Large numbers of people in low-income countries face COVID unprotected, and millions of people would still be alive today if they had had access to a vaccine. Big pharma corporations have been given free rein to prioritize profits ahead of vaccine equality as the richest ten men doubled their fortunes during the pandemic. A new billionaire is being created every 26 hours profiting from vaccines, treatments, tests, etc. PPE. When is enough enough?
The Republican blockade of President Biden’s nominees for federal agencies escalated last week and now allows profit-hungry middlemen to keep prescription drug prices high. Last Thursday, the Federal Trade Commission was blocked from initiating an investigation into how pharmacy benefit managers (PBMs) are responsible for higher drug prices. This has PhRMA written all over it.
Pfizer expects to make as much as $22bn from its new Covid pill this year, on top of $37bn it made in 2021 from the vaccine. Pfizer’s Paxlovid currently costs about $530 for a five-day course of the treatment. Merck’s molnupiravir, now approved for use in the U.K., costs about $700. Reportedly, the cost of production for molnupiravir stands at about $17.74. Experts across the board are predicting demand for antiviral drugs will rapidly outpace supply.

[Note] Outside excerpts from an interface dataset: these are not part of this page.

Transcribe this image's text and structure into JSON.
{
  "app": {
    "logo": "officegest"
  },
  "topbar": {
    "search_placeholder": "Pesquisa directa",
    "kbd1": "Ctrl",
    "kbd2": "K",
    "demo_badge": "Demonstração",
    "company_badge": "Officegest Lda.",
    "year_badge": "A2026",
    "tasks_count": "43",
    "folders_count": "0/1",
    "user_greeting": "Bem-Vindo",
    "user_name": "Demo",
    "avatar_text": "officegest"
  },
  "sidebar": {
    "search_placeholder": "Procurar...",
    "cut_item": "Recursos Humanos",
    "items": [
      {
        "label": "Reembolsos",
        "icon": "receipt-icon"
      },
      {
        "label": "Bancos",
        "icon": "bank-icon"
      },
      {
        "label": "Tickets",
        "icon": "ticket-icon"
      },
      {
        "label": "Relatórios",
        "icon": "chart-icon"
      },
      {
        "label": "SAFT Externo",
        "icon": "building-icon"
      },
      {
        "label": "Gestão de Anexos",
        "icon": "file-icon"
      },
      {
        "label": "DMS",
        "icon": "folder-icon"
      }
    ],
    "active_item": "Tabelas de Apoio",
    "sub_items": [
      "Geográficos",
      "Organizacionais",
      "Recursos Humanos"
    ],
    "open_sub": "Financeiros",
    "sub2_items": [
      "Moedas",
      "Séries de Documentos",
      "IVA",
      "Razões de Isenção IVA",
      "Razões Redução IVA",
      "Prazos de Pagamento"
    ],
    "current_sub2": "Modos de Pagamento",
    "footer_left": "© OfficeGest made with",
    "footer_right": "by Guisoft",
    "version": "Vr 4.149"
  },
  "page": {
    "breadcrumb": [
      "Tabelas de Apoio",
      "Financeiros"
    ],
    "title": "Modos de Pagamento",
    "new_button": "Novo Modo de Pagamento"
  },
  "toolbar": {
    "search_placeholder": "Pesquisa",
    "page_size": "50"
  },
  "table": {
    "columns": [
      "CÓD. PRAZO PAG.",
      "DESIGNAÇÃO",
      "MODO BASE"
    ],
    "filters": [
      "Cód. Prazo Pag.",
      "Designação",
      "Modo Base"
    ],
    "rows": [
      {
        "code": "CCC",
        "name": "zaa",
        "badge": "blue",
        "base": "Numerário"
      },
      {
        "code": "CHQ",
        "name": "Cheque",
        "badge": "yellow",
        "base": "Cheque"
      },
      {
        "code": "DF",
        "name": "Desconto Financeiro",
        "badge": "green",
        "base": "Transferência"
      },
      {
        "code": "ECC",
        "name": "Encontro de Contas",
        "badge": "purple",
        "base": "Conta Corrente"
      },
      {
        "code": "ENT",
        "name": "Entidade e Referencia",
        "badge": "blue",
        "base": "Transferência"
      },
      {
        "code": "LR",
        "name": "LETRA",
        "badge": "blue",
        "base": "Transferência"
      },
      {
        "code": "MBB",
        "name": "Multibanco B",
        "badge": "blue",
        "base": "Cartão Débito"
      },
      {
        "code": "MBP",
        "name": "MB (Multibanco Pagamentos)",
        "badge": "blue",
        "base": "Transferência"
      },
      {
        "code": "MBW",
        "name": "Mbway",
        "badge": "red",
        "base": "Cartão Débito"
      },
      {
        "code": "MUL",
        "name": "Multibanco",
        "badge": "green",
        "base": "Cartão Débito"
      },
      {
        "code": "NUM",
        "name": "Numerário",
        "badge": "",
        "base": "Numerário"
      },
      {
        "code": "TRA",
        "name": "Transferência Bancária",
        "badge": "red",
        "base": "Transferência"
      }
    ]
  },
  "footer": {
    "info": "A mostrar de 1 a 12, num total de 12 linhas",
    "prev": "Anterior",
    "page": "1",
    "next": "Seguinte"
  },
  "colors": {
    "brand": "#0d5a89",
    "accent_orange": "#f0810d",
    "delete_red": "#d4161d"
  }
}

Pfizer has held a vaccine monopoly, blocking low-income countries from accessing its novel technology, while enriching shareholders at levels advocates for vaccine equity label “obscene.” The corporation is making as much as $1 million in profits every hour from vaccine sales, according to Oxfam, and its executives boast that revenues will expand exponentially in 2022. (The Atlantic)
Biogen will partner with Roche on the development, and potential sale of a promising cancer drug the Swiss pharma is advancing for several types of lymphoma, announcing Tuesday it’s exercised an option to share rights to the treatment. But is it too late for Biogen to stage a comeback with their reputation damaged?
A cancer medication called Xtandi costs $189,800 per year and was developed with taxpayer dollars. The U.S. government has a responsibility for ending the exclusive patents that give them their profits. The Department of Health and Human Services is currently considering whether to allow the generic manufacturing of Xtandi, which could drop the price of a pill from $400 to $3 overnight.
Drug companies raised the prices on hundreds of medications on Jan. 1, with most prices up 5% to 6% on average. In addition, a report says that Lilly, Johnson & Johnson, Merck, and Pfizer are among the companies and trade groups to have donated $8 million to Republicans who voted against certifying Biden’s election victory.
The public has been told that pharma needs money to develop new drugs, but unfortunately, that’s a huge lie. As biopharmadive recently, “some of the biggest pharmaceutical companies, sitting on large and growing sums of cash, are funneling those funds into major share buyback programs and acquisitions of smaller biotech companies.